(Extracted material)
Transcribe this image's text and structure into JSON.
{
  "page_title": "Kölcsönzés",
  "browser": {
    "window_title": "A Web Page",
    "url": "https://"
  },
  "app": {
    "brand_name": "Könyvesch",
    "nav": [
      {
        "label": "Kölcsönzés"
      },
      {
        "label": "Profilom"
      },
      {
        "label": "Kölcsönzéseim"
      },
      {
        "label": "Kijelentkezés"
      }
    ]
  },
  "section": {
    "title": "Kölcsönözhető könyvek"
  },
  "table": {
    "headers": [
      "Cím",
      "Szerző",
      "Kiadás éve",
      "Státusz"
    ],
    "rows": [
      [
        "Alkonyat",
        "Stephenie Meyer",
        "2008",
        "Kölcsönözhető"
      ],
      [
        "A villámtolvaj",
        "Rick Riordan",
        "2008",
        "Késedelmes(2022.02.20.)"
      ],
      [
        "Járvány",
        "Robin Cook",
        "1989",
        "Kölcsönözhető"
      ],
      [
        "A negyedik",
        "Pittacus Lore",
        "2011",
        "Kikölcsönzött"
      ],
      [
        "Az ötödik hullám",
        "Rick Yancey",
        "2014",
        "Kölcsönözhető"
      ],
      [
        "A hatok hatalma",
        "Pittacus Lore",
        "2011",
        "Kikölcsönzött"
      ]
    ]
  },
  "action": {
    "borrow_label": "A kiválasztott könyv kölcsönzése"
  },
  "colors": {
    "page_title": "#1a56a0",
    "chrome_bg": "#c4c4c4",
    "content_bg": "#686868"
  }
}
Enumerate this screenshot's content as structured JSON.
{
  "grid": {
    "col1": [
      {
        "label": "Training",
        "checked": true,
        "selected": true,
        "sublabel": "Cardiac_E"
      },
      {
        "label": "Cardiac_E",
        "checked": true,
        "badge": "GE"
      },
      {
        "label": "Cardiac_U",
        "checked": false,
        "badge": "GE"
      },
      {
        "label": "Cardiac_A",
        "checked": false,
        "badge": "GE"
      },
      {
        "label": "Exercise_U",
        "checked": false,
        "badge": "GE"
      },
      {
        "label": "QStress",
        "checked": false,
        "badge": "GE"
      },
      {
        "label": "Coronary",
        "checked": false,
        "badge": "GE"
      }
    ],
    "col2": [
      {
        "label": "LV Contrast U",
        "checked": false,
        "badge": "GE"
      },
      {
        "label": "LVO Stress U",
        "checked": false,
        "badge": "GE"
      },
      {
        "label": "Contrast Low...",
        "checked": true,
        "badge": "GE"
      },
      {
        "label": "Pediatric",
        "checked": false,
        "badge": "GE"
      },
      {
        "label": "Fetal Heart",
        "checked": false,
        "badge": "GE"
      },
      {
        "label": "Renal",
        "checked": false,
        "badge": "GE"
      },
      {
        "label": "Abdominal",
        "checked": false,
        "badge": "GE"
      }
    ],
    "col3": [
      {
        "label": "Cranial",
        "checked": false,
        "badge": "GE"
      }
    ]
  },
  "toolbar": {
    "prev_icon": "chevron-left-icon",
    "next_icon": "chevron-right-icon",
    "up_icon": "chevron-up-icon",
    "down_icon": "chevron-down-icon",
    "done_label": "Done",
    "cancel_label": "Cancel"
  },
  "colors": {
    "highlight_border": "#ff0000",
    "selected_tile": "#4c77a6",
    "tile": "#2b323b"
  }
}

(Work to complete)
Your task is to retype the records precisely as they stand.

(Answer space)
Transcribe this image's text and structure into JSON.
{
  "page_title": "Kölcsönzés",
  "browser": {
    "window_title": "A Web Page",
    "url": "https://"
  },
  "app": {
    "brand_name": "Könyvesch",
    "nav": [
      {
        "label": "Kölcsönzés"
      },
      {
        "label": "Profilom"
      },
      {
        "label": "Kölcsönzéseim"
      },
      {
        "label": "Kijelentkezés"
      }
    ]
  },
  "section": {
    "title": "Kölcsönözhető könyvek"
  },
  "table": {
    "headers": [
      "Cím",
      "Szerző",
      "Kiadás éve",
      "Státusz"
    ],
    "rows": [
      [
        "Alkonyat",
        "Stephenie Meyer",
        "2008",
        "Kölcsönözhető"
      ],
      [
        "A villámtolvaj",
        "Rick Riordan",
        "2008",
        "Késedelmes(2022.02.20.)"
      ],
      [
        "Járvány",
        "Robin Cook",
        "1989",
        "Kölcsönözhető"
      ],
      [
        "A negyedik",
        "Pittacus Lore",
        "2011",
        "Kikölcsönzött"
      ],
      [
        "Az ötödik hullám",
        "Rick Yancey",
        "2014",
        "Kölcsönözhető"
      ],
      [
        "A hatok hatalma",
        "Pittacus Lore",
        "2011",
        "Kikölcsönzött"
      ]
    ]
  },
  "action": {
    "borrow_label": "A kiválasztott könyv kölcsönzése"
  },
  "colors": {
    "page_title": "#1a56a0",
    "chrome_bg": "#c4c4c4",
    "content_bg": "#686868"
  }
}
Enumerate this screenshot's content as structured JSON.
{
  "grid": {
    "col1": [
      {
        "label": "Training",
        "checked": true,
        "selected": true,
        "sublabel": "Cardiac_E"
      },
      {
        "label": "Cardiac_E",
        "checked": true,
        "badge": "GE"
      },
      {
        "label": "Cardiac_U",
        "checked": false,
        "badge": "GE"
      },
      {
        "label": "Cardiac_A",
        "checked": false,
        "badge": "GE"
      },
      {
        "label": "Exercise_U",
        "checked": false,
        "badge": "GE"
      },
      {
        "label": "QStress",
        "checked": false,
        "badge": "GE"
      },
      {
        "label": "Coronary",
        "checked": false,
        "badge": "GE"
      }
    ],
    "col2": [
      {
        "label": "LV Contrast U",
        "checked": false,
        "badge": "GE"
      },
      {
        "label": "LVO Stress U",
        "checked": false,
        "badge": "GE"
      },
      {
        "label": "Contrast Low...",
        "checked": true,
        "badge": "GE"
      },
      {
        "label": "Pediatric",
        "checked": false,
        "badge": "GE"
      },
      {
        "label": "Fetal Heart",
        "checked": false,
        "badge": "GE"
      },
      {
        "label": "Renal",
        "checked": false,
        "badge": "GE"
      },
      {
        "label": "Abdominal",
        "checked": false,
        "badge": "GE"
      }
    ],
    "col3": [
      {
        "label": "Cranial",
        "checked": false,
        "badge": "GE"
      }
    ]
  },
  "toolbar": {
    "prev_icon": "chevron-left-icon",
    "next_icon": "chevron-right-icon",
    "up_icon": "chevron-up-icon",
    "down_icon": "chevron-down-icon",
    "done_label": "Done",
    "cancel_label": "Cancel"
  },
  "colors": {
    "highlight_border": "#ff0000",
    "selected_tile": "#4c77a6",
    "tile": "#2b323b"
  }
}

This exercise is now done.